This year, I retired my old 4th Generation iPad because it was getting pretty slow. I couldn’t do any serious work with it, and even reading the news or other recreational uses were painful. So I finally broke down and upgraded, but still felt bad to have a working electronic device without using it.
Then, I decided to get into Intagram poetry and faced two problems. 1) I didn’t want to clog up all the storage on my other devices with photos of poems, and 2) Instagram has ridiculous limits on the number of accounts you can have active on one device. I manage several instagram accounts for my job, so even though we post infrequently, I already have more than the allowed number for any one device. Adding another one seems silly, and I’m cheap, so I don’t want to rely on a third-party solution I have to pay for.

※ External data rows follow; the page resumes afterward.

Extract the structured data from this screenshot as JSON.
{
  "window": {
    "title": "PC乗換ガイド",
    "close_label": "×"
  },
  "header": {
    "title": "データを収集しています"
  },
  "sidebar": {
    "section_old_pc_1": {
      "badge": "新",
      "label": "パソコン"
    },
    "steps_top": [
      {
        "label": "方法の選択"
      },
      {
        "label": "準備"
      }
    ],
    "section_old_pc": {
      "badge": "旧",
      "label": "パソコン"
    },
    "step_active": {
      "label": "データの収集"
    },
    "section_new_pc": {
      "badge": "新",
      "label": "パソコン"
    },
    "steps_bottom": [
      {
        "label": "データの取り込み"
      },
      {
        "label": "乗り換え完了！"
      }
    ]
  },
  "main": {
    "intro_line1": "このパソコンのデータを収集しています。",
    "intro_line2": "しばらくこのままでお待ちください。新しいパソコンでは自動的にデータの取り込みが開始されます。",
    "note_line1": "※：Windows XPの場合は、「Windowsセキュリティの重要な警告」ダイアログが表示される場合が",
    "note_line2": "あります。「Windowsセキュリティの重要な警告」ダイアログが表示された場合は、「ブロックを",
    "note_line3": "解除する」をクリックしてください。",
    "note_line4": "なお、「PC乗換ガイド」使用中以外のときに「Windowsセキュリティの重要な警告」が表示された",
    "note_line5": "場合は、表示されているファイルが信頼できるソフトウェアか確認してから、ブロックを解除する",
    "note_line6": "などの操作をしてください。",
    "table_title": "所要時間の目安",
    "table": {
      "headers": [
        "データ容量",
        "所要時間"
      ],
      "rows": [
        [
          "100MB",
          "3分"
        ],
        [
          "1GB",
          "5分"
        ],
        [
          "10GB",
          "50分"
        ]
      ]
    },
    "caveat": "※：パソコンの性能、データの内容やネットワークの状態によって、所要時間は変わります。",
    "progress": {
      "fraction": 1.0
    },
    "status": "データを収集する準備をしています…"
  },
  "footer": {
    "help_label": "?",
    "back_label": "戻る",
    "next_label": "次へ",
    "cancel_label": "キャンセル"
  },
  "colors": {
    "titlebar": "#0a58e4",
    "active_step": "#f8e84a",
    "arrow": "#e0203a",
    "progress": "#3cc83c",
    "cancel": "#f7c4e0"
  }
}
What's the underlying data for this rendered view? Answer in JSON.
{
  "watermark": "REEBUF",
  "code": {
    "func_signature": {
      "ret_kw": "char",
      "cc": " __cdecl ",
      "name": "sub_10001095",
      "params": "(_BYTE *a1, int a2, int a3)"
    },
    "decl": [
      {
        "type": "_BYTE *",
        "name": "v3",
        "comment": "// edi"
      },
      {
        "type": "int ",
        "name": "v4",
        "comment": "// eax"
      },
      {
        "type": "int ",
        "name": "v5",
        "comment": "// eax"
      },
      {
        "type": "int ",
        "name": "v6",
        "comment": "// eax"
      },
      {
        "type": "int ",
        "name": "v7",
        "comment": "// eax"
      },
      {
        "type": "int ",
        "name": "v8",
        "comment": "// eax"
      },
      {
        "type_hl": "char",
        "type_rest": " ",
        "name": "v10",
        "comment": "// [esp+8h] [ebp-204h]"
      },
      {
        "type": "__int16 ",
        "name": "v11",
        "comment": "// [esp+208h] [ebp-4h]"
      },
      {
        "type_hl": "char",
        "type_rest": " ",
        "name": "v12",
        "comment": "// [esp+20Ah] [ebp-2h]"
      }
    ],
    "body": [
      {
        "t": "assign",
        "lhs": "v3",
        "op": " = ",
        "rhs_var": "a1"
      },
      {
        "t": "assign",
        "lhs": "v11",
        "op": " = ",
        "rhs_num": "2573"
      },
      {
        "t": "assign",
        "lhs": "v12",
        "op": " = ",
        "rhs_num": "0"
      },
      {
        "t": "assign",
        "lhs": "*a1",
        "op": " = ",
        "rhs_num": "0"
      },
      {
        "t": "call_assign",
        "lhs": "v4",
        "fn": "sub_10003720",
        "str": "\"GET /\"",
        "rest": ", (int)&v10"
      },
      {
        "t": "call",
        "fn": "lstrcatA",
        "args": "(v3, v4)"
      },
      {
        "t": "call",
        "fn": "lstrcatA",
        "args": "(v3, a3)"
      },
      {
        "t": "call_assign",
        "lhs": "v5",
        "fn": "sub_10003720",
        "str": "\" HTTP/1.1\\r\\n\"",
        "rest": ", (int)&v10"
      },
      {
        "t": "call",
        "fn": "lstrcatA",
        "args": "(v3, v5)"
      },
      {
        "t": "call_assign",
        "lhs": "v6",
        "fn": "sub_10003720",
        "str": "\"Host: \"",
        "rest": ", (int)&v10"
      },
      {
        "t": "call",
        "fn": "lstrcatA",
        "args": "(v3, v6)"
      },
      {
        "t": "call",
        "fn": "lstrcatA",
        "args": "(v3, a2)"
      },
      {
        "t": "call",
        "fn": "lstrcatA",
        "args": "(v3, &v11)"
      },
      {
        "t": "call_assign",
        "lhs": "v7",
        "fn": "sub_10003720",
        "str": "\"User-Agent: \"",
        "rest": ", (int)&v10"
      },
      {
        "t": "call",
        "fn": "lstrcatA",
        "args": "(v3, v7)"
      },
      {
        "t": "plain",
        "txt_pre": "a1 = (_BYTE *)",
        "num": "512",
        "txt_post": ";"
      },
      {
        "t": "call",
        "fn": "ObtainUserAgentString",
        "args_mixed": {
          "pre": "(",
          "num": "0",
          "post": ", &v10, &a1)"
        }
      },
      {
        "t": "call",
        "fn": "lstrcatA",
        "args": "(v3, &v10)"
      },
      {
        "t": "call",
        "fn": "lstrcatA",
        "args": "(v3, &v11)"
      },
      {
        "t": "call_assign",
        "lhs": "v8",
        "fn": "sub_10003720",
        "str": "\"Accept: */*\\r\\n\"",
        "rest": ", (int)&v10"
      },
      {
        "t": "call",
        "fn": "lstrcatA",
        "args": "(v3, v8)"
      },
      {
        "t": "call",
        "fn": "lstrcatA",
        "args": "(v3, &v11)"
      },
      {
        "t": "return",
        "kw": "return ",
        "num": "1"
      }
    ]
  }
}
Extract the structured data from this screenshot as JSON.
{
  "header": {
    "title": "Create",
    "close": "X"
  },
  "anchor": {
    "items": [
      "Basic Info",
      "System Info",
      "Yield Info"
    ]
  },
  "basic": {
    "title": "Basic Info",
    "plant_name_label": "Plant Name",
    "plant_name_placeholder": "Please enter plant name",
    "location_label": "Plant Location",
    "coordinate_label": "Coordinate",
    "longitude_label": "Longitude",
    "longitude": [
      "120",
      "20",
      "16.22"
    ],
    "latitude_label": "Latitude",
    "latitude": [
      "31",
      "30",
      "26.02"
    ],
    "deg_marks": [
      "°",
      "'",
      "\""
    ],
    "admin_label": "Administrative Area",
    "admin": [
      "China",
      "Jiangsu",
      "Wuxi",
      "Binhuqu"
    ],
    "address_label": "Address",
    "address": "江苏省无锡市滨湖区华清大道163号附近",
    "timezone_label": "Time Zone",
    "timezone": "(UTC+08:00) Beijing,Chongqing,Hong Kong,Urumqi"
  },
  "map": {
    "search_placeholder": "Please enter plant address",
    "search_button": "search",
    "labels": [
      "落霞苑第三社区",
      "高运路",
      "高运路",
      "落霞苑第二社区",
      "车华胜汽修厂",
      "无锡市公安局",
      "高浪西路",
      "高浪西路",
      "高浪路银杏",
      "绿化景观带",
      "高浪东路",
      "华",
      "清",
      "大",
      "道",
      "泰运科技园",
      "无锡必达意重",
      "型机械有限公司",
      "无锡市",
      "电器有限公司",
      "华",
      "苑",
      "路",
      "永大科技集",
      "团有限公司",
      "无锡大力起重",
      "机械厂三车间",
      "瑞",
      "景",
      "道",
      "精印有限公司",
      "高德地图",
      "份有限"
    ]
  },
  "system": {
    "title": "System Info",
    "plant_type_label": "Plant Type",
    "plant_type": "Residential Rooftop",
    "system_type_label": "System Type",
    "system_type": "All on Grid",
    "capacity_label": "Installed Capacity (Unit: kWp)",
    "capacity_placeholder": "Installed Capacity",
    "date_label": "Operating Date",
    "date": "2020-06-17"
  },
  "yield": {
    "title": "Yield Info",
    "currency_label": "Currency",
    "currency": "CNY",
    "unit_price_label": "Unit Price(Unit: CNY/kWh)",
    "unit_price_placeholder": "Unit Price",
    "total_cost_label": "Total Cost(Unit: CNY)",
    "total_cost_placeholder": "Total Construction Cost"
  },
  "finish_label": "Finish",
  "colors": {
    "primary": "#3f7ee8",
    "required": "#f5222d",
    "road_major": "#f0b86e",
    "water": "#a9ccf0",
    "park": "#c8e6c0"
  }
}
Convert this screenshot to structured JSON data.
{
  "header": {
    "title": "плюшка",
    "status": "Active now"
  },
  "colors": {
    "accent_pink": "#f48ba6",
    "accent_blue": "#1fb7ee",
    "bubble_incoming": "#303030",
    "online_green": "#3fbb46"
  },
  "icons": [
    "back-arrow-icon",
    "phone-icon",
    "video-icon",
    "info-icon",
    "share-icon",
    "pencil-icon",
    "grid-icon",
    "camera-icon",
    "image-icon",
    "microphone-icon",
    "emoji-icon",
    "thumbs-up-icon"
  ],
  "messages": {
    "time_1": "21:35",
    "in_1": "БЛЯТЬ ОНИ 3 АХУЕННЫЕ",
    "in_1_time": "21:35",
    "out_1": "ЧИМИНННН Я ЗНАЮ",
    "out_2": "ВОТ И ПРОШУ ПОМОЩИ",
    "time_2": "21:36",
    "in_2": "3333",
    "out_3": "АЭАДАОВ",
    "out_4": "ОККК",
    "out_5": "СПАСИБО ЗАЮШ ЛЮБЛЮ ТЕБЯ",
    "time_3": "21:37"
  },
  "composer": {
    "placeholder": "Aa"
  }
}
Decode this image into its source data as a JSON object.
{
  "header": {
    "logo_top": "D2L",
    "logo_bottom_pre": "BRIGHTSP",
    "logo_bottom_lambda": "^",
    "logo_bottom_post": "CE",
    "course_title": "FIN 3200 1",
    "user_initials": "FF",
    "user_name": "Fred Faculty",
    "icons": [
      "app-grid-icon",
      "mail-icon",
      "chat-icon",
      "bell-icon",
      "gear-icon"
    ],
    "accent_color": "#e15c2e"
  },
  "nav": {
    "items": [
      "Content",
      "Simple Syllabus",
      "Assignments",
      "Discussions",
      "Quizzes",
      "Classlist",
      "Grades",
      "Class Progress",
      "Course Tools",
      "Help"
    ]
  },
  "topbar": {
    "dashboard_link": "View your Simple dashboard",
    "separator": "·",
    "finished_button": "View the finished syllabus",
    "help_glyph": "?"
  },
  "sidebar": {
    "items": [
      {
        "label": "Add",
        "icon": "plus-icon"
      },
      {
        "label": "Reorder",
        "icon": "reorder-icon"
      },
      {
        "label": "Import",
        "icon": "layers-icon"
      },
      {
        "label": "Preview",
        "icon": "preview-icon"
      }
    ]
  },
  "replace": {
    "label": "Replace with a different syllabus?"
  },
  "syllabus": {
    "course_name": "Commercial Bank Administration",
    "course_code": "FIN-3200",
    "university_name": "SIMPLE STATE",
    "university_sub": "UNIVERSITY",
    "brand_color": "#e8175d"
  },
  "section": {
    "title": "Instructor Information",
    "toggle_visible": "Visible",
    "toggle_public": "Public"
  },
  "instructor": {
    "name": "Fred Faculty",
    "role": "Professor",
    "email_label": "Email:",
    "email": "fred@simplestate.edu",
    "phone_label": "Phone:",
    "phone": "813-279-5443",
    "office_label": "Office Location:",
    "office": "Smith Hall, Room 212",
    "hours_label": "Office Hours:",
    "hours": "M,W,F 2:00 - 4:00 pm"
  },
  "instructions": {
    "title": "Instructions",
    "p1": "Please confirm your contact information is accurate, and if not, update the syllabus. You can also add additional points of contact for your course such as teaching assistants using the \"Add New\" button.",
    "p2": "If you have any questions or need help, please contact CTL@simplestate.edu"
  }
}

I could just log out of one infrequently used account on one device and use it for my new poetry account, but that would mean a lot of switching back and forth at some point, which is a pain. Instead, I chose to use the old iPad, which has a perfectly servicable camera and has enough storage now that I’ve deleted a bunch of apps that I won’t use anymore. The stripped-down iPad 4th Gen now works reasonably quickly and will take pictures of published poems from the contributors copies that I’ve kept over the years or of poems from my books that never appeared in magazines. I can photograph several in one sitting, and then post them periodically using the Instagram app on that device.
I’ve also learned how to take screen shots of electronic versions of poems, then open that in a photo editor on my computer (Photos works well enough on a Mac) to crop as needed and export to .jpg format. Then I can use AirDrop to send the image to my device (I’ve been using my iPhone to do this with Poetry South because we’re running a series of poems that I wanted to cross-post to Instagram). That ought to work just as well with the old iPad.
Using the iPad for Instagram works best for poetry because I’m not actually taking pictures out in the real world—I’m not a big fan of iPad photography, since you have to hold up the big old iPad to shoot. I did have to do a little juggling act to hold a magazine and my iPad to take a picture of a page, but once I find my old book easel (which I used to use for transcribing poems that I wanted to translate), then I can set up the open book in a well-lighted area and use two hands to take the picture with the iPad. And who knows, with a stripped-down iPad, I might even find I like using it to compose poetry, as long as I turn off auto-correct! That is, unless I plan to write Dada poetry; then auto-correct would help. In any case, it’s nice to have a use for the old iPad as long as it still works.